It is very interesting to see how the media and various public figures have reacted to Mandela's death. There has been a lot of talk about Mandela's commitment to forgiveness and reconciliation. And that was undoubtedly part of his legacy, and one which as Christians we celebrate. But Mandela realised, in a way I am not convinced that all his obiturists do, that genuine forgiveness is hard won. Forgiveness is not cheap; rather for him it occurred on the other side of a life involving taking sides against injustice, suffering, persecution, struggle, and victory. In the same way, of course, the forgiveness we all need comes to us through a life, through the blood of the Cross, and through the triumph of the empty tomb. There is nothing glib here, nothing that allows us to cover up injustice, or the need to oppose it, with premature appeals to forgiveness. The prophet Jeremiah denounces those who "cry 'peace, peace' when there is no peace".

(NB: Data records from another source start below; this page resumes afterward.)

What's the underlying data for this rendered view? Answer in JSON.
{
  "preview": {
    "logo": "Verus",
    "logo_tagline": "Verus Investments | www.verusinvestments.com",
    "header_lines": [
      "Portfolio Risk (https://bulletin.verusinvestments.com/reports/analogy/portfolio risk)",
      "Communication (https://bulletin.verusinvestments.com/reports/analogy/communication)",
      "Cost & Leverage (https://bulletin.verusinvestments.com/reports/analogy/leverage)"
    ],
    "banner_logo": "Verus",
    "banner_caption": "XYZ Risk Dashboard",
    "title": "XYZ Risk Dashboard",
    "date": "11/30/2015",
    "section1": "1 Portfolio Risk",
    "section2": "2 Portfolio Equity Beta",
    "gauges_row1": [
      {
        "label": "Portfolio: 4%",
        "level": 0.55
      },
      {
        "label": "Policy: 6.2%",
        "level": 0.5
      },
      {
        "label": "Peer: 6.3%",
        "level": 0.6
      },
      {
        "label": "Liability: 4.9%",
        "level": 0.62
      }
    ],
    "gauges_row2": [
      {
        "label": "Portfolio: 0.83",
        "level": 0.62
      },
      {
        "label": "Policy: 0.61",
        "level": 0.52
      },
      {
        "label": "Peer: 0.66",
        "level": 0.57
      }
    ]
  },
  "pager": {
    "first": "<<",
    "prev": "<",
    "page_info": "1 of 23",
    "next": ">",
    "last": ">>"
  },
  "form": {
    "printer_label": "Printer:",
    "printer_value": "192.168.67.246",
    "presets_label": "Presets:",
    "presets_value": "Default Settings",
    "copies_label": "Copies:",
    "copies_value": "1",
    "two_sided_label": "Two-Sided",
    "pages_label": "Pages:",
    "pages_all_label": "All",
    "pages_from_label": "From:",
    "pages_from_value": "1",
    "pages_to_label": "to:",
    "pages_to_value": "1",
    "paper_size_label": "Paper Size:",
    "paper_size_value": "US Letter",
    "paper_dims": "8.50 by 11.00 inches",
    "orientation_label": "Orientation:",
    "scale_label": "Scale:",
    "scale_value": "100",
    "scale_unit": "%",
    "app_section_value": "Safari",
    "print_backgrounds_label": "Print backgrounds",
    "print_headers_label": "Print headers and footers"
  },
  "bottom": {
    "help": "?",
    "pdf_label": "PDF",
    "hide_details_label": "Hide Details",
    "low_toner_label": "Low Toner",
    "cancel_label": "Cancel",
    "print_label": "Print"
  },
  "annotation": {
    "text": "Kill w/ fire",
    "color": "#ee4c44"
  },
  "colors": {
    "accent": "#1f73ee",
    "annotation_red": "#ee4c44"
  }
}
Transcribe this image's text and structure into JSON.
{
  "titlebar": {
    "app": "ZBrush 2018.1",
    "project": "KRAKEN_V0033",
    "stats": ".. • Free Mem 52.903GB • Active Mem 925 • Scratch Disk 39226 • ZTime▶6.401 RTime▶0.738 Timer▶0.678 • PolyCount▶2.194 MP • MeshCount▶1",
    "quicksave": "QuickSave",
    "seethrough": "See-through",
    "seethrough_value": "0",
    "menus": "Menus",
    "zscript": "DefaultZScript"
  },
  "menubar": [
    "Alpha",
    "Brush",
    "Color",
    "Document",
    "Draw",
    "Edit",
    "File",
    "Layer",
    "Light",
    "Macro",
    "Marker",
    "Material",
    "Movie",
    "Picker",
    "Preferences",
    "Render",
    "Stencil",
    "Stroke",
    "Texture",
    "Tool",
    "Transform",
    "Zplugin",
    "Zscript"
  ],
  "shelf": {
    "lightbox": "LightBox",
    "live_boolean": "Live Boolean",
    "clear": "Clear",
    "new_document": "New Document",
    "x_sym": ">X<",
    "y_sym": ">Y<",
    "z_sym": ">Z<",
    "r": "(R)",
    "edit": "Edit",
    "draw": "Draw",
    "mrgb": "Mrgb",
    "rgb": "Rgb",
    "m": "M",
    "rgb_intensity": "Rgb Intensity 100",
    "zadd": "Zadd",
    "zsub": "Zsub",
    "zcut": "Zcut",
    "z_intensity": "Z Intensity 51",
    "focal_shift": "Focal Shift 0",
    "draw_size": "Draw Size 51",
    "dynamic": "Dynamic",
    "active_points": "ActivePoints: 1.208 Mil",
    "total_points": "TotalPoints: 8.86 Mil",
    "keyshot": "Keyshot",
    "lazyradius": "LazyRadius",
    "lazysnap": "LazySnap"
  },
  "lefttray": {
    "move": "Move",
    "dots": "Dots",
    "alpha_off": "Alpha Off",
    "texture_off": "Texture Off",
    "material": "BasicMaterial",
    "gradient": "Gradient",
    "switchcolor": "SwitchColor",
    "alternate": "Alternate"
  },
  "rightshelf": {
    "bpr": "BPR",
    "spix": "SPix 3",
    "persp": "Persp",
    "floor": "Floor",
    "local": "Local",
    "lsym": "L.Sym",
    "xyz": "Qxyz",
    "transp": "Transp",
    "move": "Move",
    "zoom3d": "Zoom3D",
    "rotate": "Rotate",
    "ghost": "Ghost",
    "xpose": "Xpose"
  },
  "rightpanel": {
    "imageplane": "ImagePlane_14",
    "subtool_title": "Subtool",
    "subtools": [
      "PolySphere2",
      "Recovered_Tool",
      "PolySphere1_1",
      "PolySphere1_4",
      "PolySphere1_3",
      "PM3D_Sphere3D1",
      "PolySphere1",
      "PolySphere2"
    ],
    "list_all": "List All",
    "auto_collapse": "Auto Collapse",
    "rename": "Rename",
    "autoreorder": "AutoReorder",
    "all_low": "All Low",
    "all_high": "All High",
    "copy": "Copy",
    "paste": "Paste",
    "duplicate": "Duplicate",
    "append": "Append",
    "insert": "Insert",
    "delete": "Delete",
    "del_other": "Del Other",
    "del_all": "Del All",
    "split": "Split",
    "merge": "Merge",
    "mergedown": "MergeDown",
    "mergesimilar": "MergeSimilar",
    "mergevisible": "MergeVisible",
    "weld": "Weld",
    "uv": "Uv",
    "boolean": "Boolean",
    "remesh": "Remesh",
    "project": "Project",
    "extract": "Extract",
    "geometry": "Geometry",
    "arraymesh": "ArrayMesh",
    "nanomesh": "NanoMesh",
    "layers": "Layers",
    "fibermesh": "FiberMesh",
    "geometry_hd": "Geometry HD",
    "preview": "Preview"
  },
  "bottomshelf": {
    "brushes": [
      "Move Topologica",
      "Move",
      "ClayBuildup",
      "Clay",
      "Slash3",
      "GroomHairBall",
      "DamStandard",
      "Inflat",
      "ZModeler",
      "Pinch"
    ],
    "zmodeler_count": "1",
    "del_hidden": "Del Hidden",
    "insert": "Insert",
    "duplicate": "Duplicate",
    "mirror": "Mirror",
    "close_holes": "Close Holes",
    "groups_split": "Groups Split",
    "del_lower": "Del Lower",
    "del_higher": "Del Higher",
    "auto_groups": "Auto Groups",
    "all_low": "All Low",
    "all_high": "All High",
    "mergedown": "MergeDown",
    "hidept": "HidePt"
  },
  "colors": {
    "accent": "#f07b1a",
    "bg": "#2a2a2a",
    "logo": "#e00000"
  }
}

It is the less comfortable, more confrontational side to Mandela in which I am interested. In standing up for justice in the face of power exercised for injustice, he echoes the prophetic tradition of the Old Testament. The prophets were not - as we sometimes are in danger of thinking - holy fortune tellers. Rather, they dealt solidly and squarely with the here-and-now of the real world, telling - often quite bluntly - God's people, especially their rulers, when they were falling away from their relationship with God by damaging the poor and the oppressed.
The Church - and that means all of us - needs to continue this prophetic work in our own day. It is part of what we have been baptised to do.
But nor should we get too comfortable, spending all of our time pointing out wrong doing in others (however necessary that might be when those others have the power to oppress and exploit) without ever turning our critical attention on ourselves. In today's gospel one of the central characters of Advent, the great prophet St John the Baptist, turns on some of God's People, the Sadduccees and Pharisees, calling them a 'brood of vipers' and warning them not to appeal to their special status as God's People. Because, after all, God doesn't need them. God could make new children for Abraham out of stone. They need to repent.
And what about us? It is no good us sitting smugly and imagining that as the Church we are somehow privileged. God no more needs us than he needed the Pharisees and Sadduccees. How are we failing to live God's children? How are we complicit in injustice and oppression? What are the hypocrisies of which we need to repent? Those questions force themselves upon us during Advent and we should each of us spend time thinking about them, and then turn back to the Lord who wants to forgive us.
Drop down, ye heavens from above; and let the clouds rain the Just One.